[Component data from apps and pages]
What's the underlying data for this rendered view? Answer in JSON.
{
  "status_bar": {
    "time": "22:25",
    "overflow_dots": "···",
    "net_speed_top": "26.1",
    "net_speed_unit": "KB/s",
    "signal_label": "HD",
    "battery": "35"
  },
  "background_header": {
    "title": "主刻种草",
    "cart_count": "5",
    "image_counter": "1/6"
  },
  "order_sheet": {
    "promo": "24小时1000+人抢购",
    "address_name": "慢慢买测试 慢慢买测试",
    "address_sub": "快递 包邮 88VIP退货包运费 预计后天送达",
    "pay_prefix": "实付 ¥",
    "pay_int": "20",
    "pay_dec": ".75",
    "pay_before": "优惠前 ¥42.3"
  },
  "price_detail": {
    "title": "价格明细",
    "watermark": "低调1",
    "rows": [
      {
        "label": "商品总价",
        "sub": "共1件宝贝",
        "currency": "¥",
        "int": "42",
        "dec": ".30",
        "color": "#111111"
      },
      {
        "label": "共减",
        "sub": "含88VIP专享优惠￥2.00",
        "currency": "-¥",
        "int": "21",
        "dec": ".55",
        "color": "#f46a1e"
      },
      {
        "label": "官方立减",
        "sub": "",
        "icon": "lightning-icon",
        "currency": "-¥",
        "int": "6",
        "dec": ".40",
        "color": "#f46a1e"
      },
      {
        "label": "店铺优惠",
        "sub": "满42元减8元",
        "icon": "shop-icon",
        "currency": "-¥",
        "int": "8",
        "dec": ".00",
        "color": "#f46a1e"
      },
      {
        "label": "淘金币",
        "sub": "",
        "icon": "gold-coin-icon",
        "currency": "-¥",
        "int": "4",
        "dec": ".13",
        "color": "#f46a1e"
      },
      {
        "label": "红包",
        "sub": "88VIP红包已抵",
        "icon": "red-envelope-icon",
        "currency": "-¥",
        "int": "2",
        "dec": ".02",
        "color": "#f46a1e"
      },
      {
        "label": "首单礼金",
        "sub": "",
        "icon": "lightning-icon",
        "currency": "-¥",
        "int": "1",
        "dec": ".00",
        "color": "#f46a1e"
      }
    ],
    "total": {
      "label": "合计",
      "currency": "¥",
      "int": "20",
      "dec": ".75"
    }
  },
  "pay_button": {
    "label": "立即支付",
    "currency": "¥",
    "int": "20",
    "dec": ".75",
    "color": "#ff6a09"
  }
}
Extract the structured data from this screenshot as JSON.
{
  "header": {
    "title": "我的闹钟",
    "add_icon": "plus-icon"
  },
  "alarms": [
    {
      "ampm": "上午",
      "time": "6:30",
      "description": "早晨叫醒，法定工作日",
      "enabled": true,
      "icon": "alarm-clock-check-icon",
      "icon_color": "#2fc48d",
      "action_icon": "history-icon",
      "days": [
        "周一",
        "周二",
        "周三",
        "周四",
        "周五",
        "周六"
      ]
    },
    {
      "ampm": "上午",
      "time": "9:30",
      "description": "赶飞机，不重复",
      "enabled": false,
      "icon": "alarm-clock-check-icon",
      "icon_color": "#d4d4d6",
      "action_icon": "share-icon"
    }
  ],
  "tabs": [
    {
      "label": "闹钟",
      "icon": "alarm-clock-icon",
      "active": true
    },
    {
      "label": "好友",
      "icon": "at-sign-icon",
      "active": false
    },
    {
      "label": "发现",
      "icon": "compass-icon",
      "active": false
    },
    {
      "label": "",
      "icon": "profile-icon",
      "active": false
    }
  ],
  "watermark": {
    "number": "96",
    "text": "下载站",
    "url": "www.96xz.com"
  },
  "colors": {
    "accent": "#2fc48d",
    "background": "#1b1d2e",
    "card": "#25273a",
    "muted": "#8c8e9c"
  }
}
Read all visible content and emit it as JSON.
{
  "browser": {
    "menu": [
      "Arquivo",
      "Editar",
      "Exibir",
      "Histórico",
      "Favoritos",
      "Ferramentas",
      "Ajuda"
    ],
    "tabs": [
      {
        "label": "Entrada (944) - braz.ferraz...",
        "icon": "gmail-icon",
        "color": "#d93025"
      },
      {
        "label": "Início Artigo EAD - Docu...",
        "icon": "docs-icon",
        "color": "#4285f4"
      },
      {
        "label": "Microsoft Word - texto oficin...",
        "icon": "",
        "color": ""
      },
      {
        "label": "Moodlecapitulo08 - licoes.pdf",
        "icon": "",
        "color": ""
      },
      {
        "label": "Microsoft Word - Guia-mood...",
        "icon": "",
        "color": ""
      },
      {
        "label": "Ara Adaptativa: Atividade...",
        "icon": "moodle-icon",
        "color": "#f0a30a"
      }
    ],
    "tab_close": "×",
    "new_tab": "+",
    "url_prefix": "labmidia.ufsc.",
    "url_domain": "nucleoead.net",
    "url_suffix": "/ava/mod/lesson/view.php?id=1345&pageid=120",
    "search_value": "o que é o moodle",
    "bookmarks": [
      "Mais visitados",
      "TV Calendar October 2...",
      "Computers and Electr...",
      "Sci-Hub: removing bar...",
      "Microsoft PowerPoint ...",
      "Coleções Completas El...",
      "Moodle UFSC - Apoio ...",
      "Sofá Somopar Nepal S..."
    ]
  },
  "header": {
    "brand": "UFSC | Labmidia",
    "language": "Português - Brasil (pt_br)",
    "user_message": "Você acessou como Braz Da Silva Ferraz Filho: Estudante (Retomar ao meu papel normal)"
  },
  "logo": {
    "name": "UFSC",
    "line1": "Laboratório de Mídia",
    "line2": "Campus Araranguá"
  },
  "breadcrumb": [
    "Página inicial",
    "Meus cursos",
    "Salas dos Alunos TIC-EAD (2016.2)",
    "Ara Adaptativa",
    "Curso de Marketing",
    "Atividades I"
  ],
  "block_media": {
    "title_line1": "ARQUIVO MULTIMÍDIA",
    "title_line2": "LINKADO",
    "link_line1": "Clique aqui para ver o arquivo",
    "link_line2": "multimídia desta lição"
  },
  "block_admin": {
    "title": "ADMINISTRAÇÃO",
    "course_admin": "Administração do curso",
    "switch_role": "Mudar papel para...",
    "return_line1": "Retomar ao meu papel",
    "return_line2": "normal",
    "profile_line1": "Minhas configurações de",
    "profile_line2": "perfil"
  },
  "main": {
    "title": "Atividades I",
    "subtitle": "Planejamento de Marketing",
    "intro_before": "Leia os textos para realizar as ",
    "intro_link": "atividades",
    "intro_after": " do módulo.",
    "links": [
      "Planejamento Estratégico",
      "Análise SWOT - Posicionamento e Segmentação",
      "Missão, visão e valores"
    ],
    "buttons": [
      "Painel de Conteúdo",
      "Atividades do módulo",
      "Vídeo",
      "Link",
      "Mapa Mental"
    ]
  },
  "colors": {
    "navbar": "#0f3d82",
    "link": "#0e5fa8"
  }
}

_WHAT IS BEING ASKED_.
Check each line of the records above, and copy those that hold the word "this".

_ANSWER BELOW_.
What's the underlying data for this rendered view? Answer in JSON.
Extract the structured data from this screenshot as JSON.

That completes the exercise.